━━━ Data records ━━━
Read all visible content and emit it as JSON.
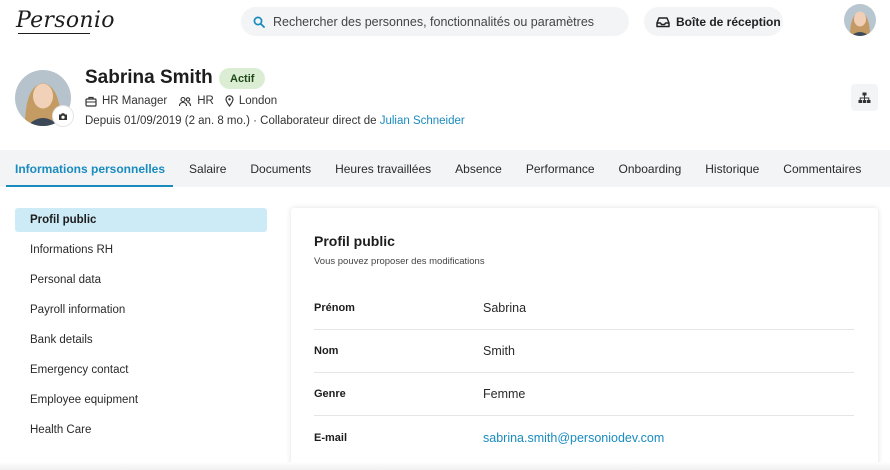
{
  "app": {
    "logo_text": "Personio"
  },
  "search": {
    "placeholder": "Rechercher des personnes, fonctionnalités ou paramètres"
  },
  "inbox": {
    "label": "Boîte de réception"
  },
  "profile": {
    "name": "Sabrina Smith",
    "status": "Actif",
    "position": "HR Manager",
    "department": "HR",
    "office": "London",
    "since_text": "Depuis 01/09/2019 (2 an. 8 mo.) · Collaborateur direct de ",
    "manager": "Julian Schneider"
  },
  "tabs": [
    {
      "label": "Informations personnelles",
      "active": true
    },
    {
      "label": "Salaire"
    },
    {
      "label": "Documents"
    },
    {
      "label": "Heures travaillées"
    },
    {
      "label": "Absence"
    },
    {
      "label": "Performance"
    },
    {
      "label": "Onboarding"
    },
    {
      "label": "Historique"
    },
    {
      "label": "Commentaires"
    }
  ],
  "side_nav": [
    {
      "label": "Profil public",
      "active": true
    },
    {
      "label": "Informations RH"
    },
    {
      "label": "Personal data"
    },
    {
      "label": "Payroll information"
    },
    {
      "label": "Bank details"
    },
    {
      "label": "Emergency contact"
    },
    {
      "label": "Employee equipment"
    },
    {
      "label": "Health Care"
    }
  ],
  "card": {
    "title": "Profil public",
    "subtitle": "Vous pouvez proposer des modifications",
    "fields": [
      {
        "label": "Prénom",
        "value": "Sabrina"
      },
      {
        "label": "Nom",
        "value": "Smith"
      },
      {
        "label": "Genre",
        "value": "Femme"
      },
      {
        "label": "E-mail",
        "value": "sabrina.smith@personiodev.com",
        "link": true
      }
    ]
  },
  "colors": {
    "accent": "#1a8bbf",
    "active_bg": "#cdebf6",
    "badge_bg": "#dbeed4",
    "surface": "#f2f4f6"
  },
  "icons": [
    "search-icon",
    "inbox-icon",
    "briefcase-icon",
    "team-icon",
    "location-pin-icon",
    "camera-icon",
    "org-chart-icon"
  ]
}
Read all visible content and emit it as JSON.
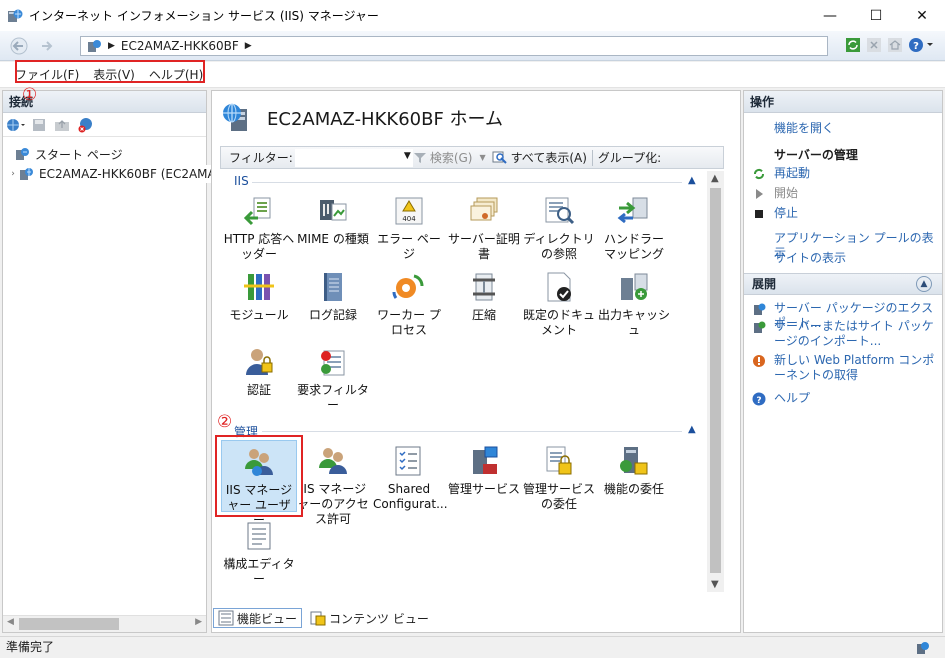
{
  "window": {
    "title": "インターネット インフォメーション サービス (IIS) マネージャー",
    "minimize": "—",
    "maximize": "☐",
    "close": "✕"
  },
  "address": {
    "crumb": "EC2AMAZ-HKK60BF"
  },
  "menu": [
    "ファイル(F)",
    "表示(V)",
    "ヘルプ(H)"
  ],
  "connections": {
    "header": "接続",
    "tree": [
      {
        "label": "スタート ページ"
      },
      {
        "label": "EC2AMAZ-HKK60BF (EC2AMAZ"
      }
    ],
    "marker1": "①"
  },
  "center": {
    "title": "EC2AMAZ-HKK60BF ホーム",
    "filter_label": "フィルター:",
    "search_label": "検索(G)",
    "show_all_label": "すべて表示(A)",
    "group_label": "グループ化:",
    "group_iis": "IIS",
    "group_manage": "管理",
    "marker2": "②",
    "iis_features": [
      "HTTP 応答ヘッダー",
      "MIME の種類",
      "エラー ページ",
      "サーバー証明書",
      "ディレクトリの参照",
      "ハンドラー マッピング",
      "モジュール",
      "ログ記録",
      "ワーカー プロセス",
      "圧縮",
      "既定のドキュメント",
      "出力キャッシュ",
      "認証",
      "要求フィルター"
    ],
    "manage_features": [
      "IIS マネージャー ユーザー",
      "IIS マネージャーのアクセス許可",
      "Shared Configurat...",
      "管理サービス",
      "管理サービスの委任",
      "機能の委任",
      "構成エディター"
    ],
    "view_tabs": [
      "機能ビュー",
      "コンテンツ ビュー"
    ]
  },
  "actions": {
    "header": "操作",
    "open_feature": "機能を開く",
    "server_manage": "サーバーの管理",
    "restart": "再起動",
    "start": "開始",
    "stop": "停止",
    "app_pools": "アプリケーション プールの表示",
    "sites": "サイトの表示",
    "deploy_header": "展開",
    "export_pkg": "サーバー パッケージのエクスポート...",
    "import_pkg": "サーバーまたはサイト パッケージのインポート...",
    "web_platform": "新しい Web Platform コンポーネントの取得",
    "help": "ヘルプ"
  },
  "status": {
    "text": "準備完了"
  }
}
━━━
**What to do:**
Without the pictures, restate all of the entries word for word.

**Exercise solution:**
Read all visible content and emit it as JSON.
{
  "app": {
    "logo_text": "Personio"
  },
  "search": {
    "placeholder": "Rechercher des personnes, fonctionnalités ou paramètres"
  },
  "inbox": {
    "label": "Boîte de réception"
  },
  "profile": {
    "name": "Sabrina Smith",
    "status": "Actif",
    "position": "HR Manager",
    "department": "HR",
    "office": "London",
    "since_text": "Depuis 01/09/2019 (2 an. 8 mo.) · Collaborateur direct de ",
    "manager": "Julian Schneider"
  },
  "tabs": [
    {
      "label": "Informations personnelles",
      "active": true
    },
    {
      "label": "Salaire"
    },
    {
      "label": "Documents"
    },
    {
      "label": "Heures travaillées"
    },
    {
      "label": "Absence"
    },
    {
      "label": "Performance"
    },
    {
      "label": "Onboarding"
    },
    {
      "label": "Historique"
    },
    {
      "label": "Commentaires"
    }
  ],
  "side_nav": [
    {
      "label": "Profil public",
      "active": true
    },
    {
      "label": "Informations RH"
    },
    {
      "label": "Personal data"
    },
    {
      "label": "Payroll information"
    },
    {
      "label": "Bank details"
    },
    {
      "label": "Emergency contact"
    },
    {
      "label": "Employee equipment"
    },
    {
      "label": "Health Care"
    }
  ],
  "card": {
    "title": "Profil public",
    "subtitle": "Vous pouvez proposer des modifications",
    "fields": [
      {
        "label": "Prénom",
        "value": "Sabrina"
      },
      {
        "label": "Nom",
        "value": "Smith"
      },
      {
        "label": "Genre",
        "value": "Femme"
      },
      {
        "label": "E-mail",
        "value": "sabrina.smith@personiodev.com",
        "link": true
      }
    ]
  },
  "colors": {
    "accent": "#1a8bbf",
    "active_bg": "#cdebf6",
    "badge_bg": "#dbeed4",
    "surface": "#f2f4f6"
  },
  "icons": [
    "search-icon",
    "inbox-icon",
    "briefcase-icon",
    "team-icon",
    "location-pin-icon",
    "camera-icon",
    "org-chart-icon"
  ]
}
Read all visible content and emit it as JSON.
{
  "window": {
    "title": "インターネット インフォメーション サービス (IIS) マネージャー",
    "minimize": "—",
    "maximize": "☐",
    "close": "✕"
  },
  "address": {
    "crumb": "EC2AMAZ-HKK60BF"
  },
  "menu": [
    "ファイル(F)",
    "表示(V)",
    "ヘルプ(H)"
  ],
  "connections": {
    "header": "接続",
    "tree": [
      {
        "label": "スタート ページ"
      },
      {
        "label": "EC2AMAZ-HKK60BF (EC2AMAZ"
      }
    ],
    "marker1": "①"
  },
  "center": {
    "title": "EC2AMAZ-HKK60BF ホーム",
    "filter_label": "フィルター:",
    "search_label": "検索(G)",
    "show_all_label": "すべて表示(A)",
    "group_label": "グループ化:",
    "group_iis": "IIS",
    "group_manage": "管理",
    "marker2": "②",
    "iis_features": [
      "HTTP 応答ヘッダー",
      "MIME の種類",
      "エラー ページ",
      "サーバー証明書",
      "ディレクトリの参照",
      "ハンドラー マッピング",
      "モジュール",
      "ログ記録",
      "ワーカー プロセス",
      "圧縮",
      "既定のドキュメント",
      "出力キャッシュ",
      "認証",
      "要求フィルター"
    ],
    "manage_features": [
      "IIS マネージャー ユーザー",
      "IIS マネージャーのアクセス許可",
      "Shared Configurat...",
      "管理サービス",
      "管理サービスの委任",
      "機能の委任",
      "構成エディター"
    ],
    "view_tabs": [
      "機能ビュー",
      "コンテンツ ビュー"
    ]
  },
  "actions": {
    "header": "操作",
    "open_feature": "機能を開く",
    "server_manage": "サーバーの管理",
    "restart": "再起動",
    "start": "開始",
    "stop": "停止",
    "app_pools": "アプリケーション プールの表示",
    "sites": "サイトの表示",
    "deploy_header": "展開",
    "export_pkg": "サーバー パッケージのエクスポート...",
    "import_pkg": "サーバーまたはサイト パッケージのインポート...",
    "web_platform": "新しい Web Platform コンポーネントの取得",
    "help": "ヘルプ"
  },
  "status": {
    "text": "準備完了"
  }
}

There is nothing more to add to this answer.